|Jorge Luis Borges|
English-speaking readers and critics, especially American ones, are often skeptical of Poe's literary value and bemused at his continued popularity, ascribing it either to the sensational and thus appealing nature of his work or to improvement in translation. Rarely do they take him seriously as a founding figure of American literature; they rather grant that status to the more literarily respectable Hawthorne or Melville.

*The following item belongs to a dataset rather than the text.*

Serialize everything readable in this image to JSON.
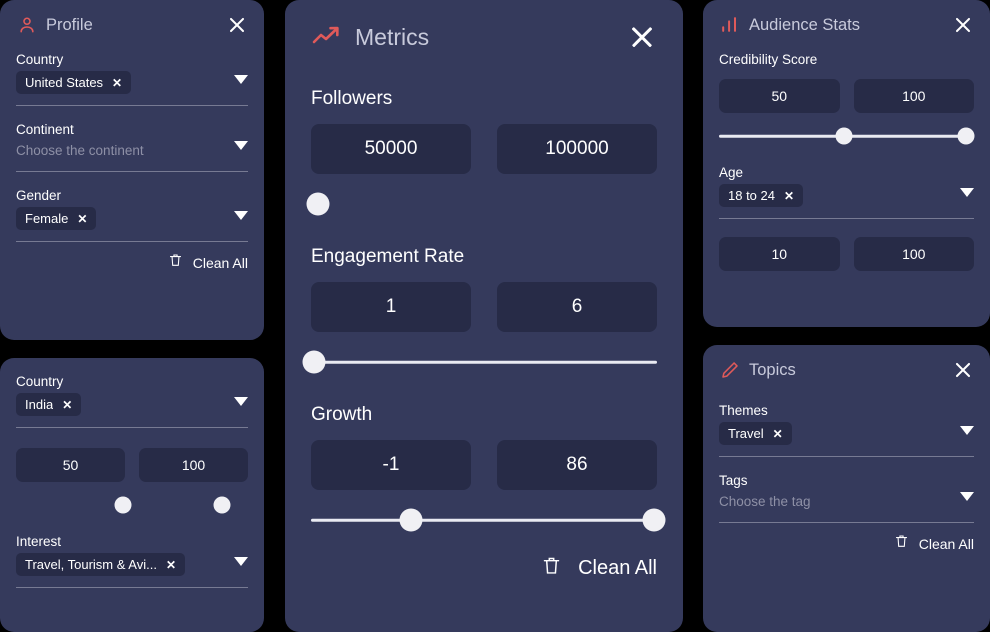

And yet Poe, as Borges saw, is indispensable in a way that neither Nathaniel or Herman are. The influence of both writers, and I'm saying that as a fan of the former*, is mostly limited to North American literature. Poe on the other hand is a global phenomenon, his heirs are to be found all over the world and many of them were major players in their own right. Strike him out and suddenly there is no Baudelaire, Stevenson, Dostoyevsky, Verne and of course Borges - to name just a few - at least as we know them. He is also responsible, directly or indirectly, for the existence of genres that didn't or barely existed before him - crime fiction of course, but also science-fiction, horror and even adventure in its modern sense. Finally, he contributed to the rise of the tale or short story as a viable and legitimate form of fiction. Now it doesn't necessarily make him a writer of Hawthorne's or Melville's caliber on purely literary grounds (I think it does, but I'm open to discussion) but his legacy is far more important and enduring.

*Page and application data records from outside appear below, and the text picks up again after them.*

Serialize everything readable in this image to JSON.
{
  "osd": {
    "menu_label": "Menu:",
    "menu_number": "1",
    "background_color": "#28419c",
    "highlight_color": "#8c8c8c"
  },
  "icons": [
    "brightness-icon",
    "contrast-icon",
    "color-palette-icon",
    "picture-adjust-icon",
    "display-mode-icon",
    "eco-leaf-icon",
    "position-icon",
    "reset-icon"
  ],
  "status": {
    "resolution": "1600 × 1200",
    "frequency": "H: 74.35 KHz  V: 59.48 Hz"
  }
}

Not bad for a guy who died at 40 in abject poverty and near obscurity.